I didn’t make this a secret in my application that I had been out of meteorology for about 4 years between 2014-2018. During that time, GOES-16 launched. As I returned to broadcasting, I didn’t adequately spin-up on the new capabilities of this new generation of satellites. I was aware of the spatial and temporal resolution improvements of course – what meteorologist – currently working in or out of the field, didn’t get excited about 1 minute imagery?
However, I wasn’t aware of some of the RGB combinations that I’ve been exposed to here at the HWT. The features that can be picked out by applying coordinating colortables to multiple channel views is simply astounding. I’ve used the simple water vapor, day cloud phase distinction, day convection, differential water vapor RGBs this week….I’ll be making a phone call to my broadcast weather vendor. I know I’ll need to get some other broadcasters on board with me to lead a charge, but count me in. Until then, I’ll be livin on the CIRA RMMB Slider site!
Color (RGB) Me A Fan!
Since things were kinda boring over HGX today I had to look for things to blog about. Here is something interesting that I noticed with the Vis/IR Sandwich RGB. At the beginning of the loop the RGB didn’t show any IR brightness temperatures. As the TCU continued to develop we saw pixels of IR brightness temperatures starting to show up indicating cold cloud tops and the potential for glaciation to start. Low and behold, if we continue to watch the loop, more pixels start showing up…and a few minutes later both GLM and ground based networks picked up on a couple of CGs. As the thunderstorm developed, cloud tops cooled and more pixels started getting displayed we began to see more lightning. This was something that I didn’t expect the RGB to pick up on and potentially helpful for situational awareness and IDSS in the west where most lightning tends to come from single cell thunderstorms. If you are able to pick up on these ahead of time you may be able to some lead time before lightning occurs.

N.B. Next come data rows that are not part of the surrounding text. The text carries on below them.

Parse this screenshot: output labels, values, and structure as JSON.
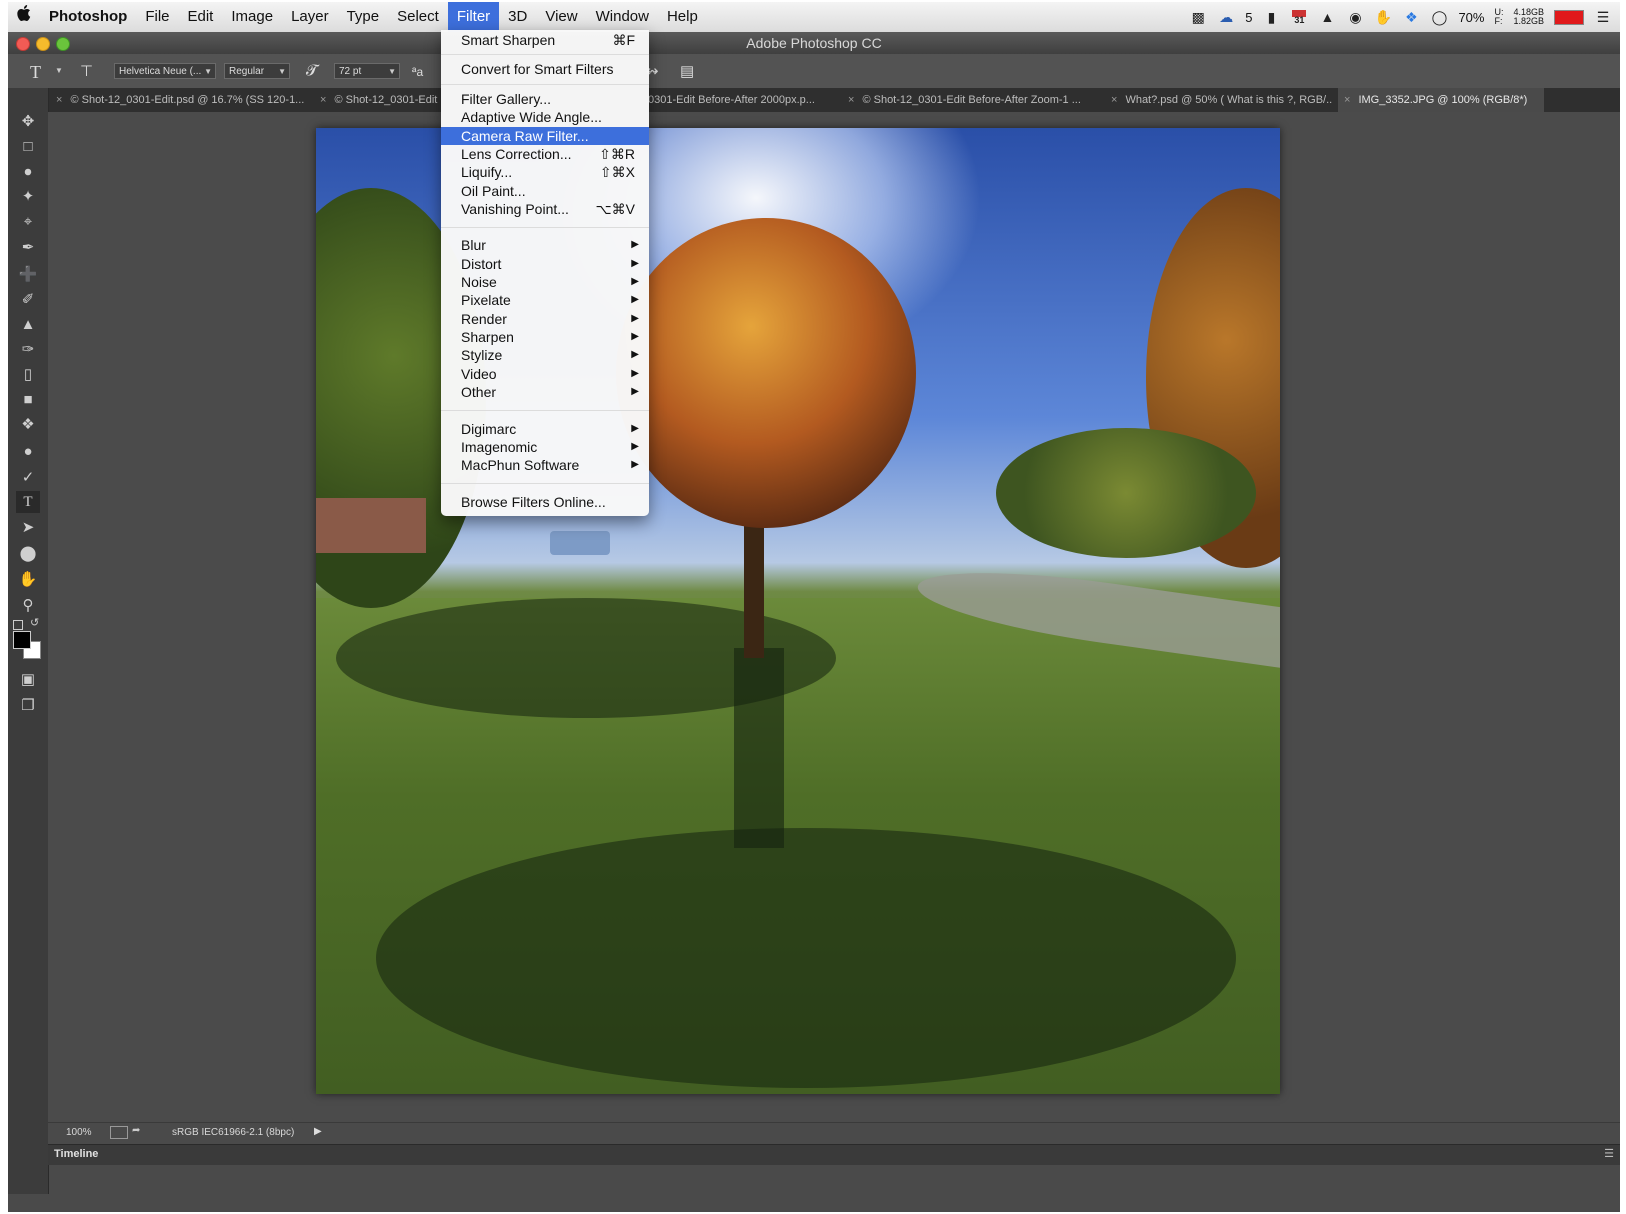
{
  "menubar": {
    "apple": "",
    "app": "Photoshop",
    "items": [
      "File",
      "Edit",
      "Image",
      "Layer",
      "Type",
      "Select",
      "Filter",
      "3D",
      "View",
      "Window",
      "Help"
    ],
    "active": "Filter",
    "tray": {
      "badge_count": "5",
      "calendar_day": "31",
      "battery_percent": "70%",
      "mem_label_u": "U:",
      "mem_label_f": "F:",
      "mem_used": "4.18GB",
      "mem_free": "1.82GB"
    }
  },
  "window": {
    "title": "Adobe Photoshop CC"
  },
  "options_bar": {
    "font_family": "Helvetica Neue (...",
    "font_style": "Regular",
    "font_size": "72 pt",
    "aa_label": "ªa"
  },
  "tabs": [
    {
      "label": "Shot-12_0301-Edit.psd @ 16.7% (SS 120-1..."
    },
    {
      "label": "Shot-12_0301-Edit"
    },
    {
      "label": "0301-Edit Before-After 2000px.p..."
    },
    {
      "label": "Shot-12_0301-Edit Before-After Zoom-1 ..."
    },
    {
      "label": "What?.psd @ 50% ( What is this ?, RGB/..."
    },
    {
      "label": "IMG_3352.JPG @ 100% (RGB/8*)"
    }
  ],
  "filter_menu": {
    "items": [
      {
        "label": "Smart Sharpen",
        "shortcut": "⌘F"
      },
      {
        "label": "Convert for Smart Filters",
        "shortcut": ""
      },
      {
        "label": "Filter Gallery...",
        "shortcut": ""
      },
      {
        "label": "Adaptive Wide Angle...",
        "shortcut": ""
      },
      {
        "label": "Camera Raw Filter...",
        "shortcut": "",
        "highlighted": true
      },
      {
        "label": "Lens Correction...",
        "shortcut": "⇧⌘R"
      },
      {
        "label": "Liquify...",
        "shortcut": "⇧⌘X"
      },
      {
        "label": "Oil Paint...",
        "shortcut": ""
      },
      {
        "label": "Vanishing Point...",
        "shortcut": "⌥⌘V"
      },
      {
        "label": "Blur",
        "submenu": true
      },
      {
        "label": "Distort",
        "submenu": true
      },
      {
        "label": "Noise",
        "submenu": true
      },
      {
        "label": "Pixelate",
        "submenu": true
      },
      {
        "label": "Render",
        "submenu": true
      },
      {
        "label": "Sharpen",
        "submenu": true
      },
      {
        "label": "Stylize",
        "submenu": true
      },
      {
        "label": "Video",
        "submenu": true
      },
      {
        "label": "Other",
        "submenu": true
      },
      {
        "label": "Digimarc",
        "submenu": true
      },
      {
        "label": "Imagenomic",
        "submenu": true
      },
      {
        "label": "MacPhun Software",
        "submenu": true
      },
      {
        "label": "Browse Filters Online...",
        "shortcut": ""
      }
    ]
  },
  "status": {
    "zoom": "100%",
    "profile": "sRGB IEC61966-2.1 (8bpc)"
  },
  "timeline": {
    "label": "Timeline"
  },
  "colors": {
    "menu_highlight": "#3d6fdc",
    "panel_bg": "#4a4a4a",
    "battery": "#e0191b"
  }
}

Update…it happened again, pixels starting being displayed and then lightning occurred within a couple of minutes. If this generally hold true for single cell thunderstorms this would be awesome for outdoor IDSS.
Using feature following zoom to stationary view track a supercell in ECO. Many things visible here, including uplift and twisting of stratus deck in the inflow region, anvil plume texture, and updraft texture. The parallax error ends up helping the user get more info about the vertical structure and composition of the storm – contrary to the often requested need for ‘parallax corrected’ imagery.
Day cloud phase 1 min of the same storm. Does not get much better than this!
The modified NUCAPS sounding over Brewster Co TX was more representative of the actual conditions at 20Z versus the regular NUCAPS. A dryline was positioned very near the point of interest and convective initiation eventually occurred near the boundary in ~1000 ML CAPE air around 22Z.
Modified NUCAPS sounding w/ surface Td near 47F. MLCAPE ~ 1000 J/kg.
Regular NUCAPS sounding w/ surface Td near 54F. ML CAPE ~2000 J/kg.
RTMA Td analysis. Point H is where the NUCAPS sounding was taken from.
GOES-16 RGB at 2150Z showing CI occurring near the dryline.